- A Few Words on Non-Intervention by John Stuart Mill
- International relations theory
- Positive non-interventionism
- Prime Directive
- Westphalian sovereignty
- List of anti-war organizations
- List of peace activists
- Carpenter, Ted Galen. The Libertarian Reader. pp. 336–344. ISBN 0-684-83200-3. Nonintervention is usually defined as either the determination by a nation to refrain from interfering in the affairs of other nations or those of its own political subdivisions; or as the refusal or failure to intervene in same. Non-interventionism is not to be confused with isolationism, a political policy which sometimes carries with it laws that mandate a breaking of ties between the inhabitants of one political subdivision and another.
- Conquest, Robert. Stalin: Breaker of Nations.

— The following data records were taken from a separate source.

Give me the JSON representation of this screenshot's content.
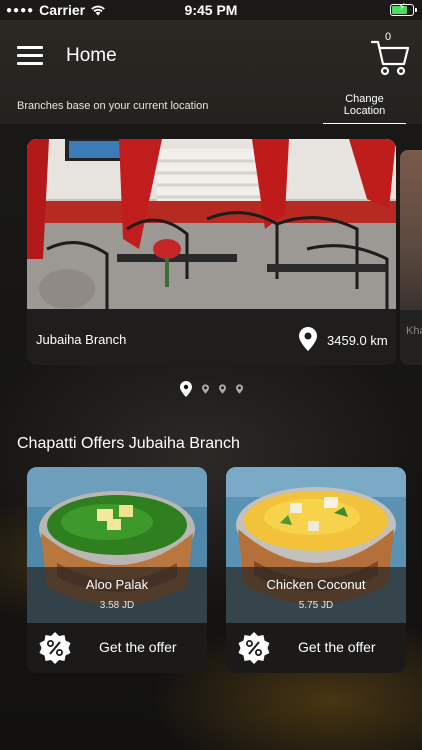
{
  "status_bar": {
    "carrier": "Carrier",
    "time": "9:45 PM"
  },
  "header": {
    "title": "Home",
    "cart_count": "0",
    "location_note": "Branches base on your current location",
    "change_location": "Change Location"
  },
  "branches": [
    {
      "name": "Jubaiha Branch",
      "distance": "3459.0 km"
    },
    {
      "name": "Kha"
    }
  ],
  "pager": {
    "count": 4,
    "active": 0
  },
  "offers_section": {
    "title": "Chapatti Offers Jubaiha Branch",
    "items": [
      {
        "name": "Aloo Palak",
        "price": "3.58 JD",
        "cta": "Get the offer"
      },
      {
        "name": "Chicken Coconut",
        "price": "5.75 JD",
        "cta": "Get the offer"
      }
    ]
  }
}
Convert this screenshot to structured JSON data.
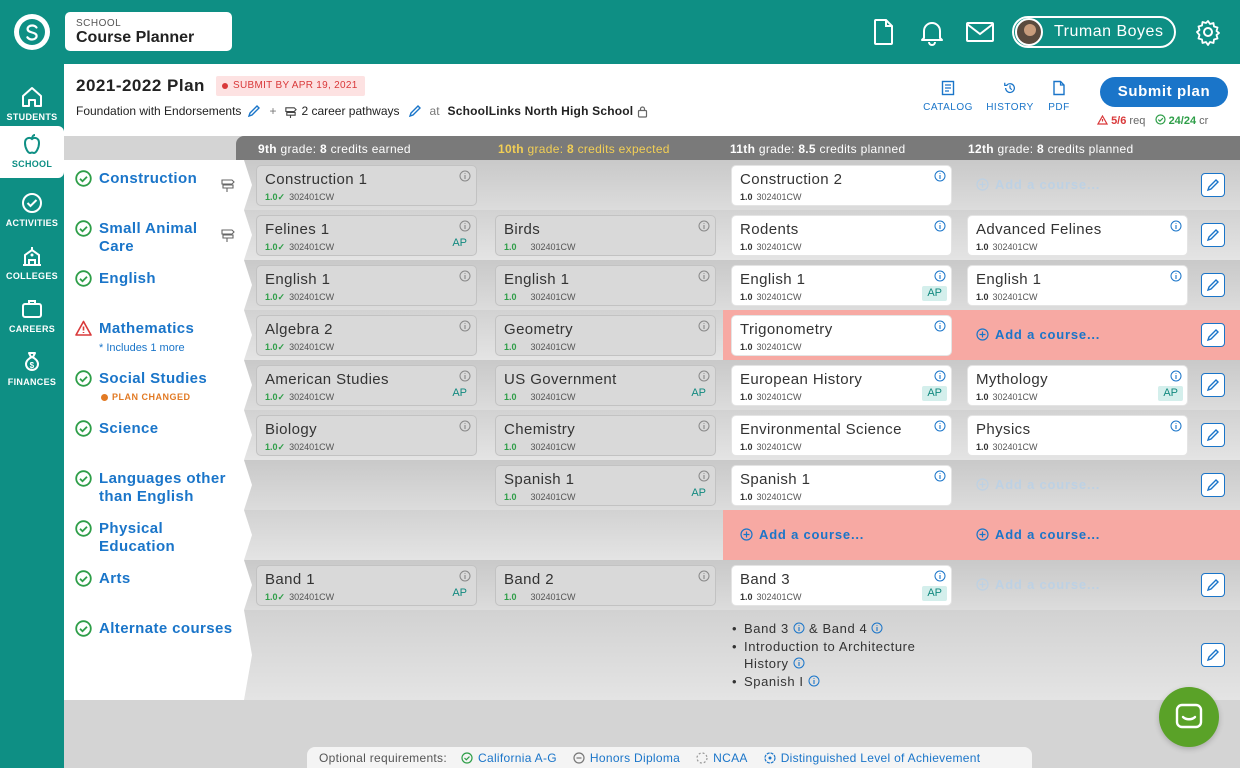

Great Britain: George Weidenfeld & Nicholson Limited, 1991. Page 122.
- Wheeler, N.J. (2003) "The Humanitarian Responsibilities of Sovereignty: Explaining the Development of a New Norm of Military Intervention for Humanitarian Purposes in International Society" in Welsh, J.M. Humanitarian Intervention and International Relations Oxford: Oxford Scholarship Online, pp. 29–50.
- Walzer, M.J. (2000) Just and Unjust Wars New York: Basic Books, pp. 86–108.
- America's Tradition Of Non-Interventionism, Chris Leithner
- Non-Interventionism, OnPower.org
- "A Noninterventionist Revival", by Michael R. Allen, Editor, Spin Magazine December 24, 1998: http://www.antiwar.com/nonint.html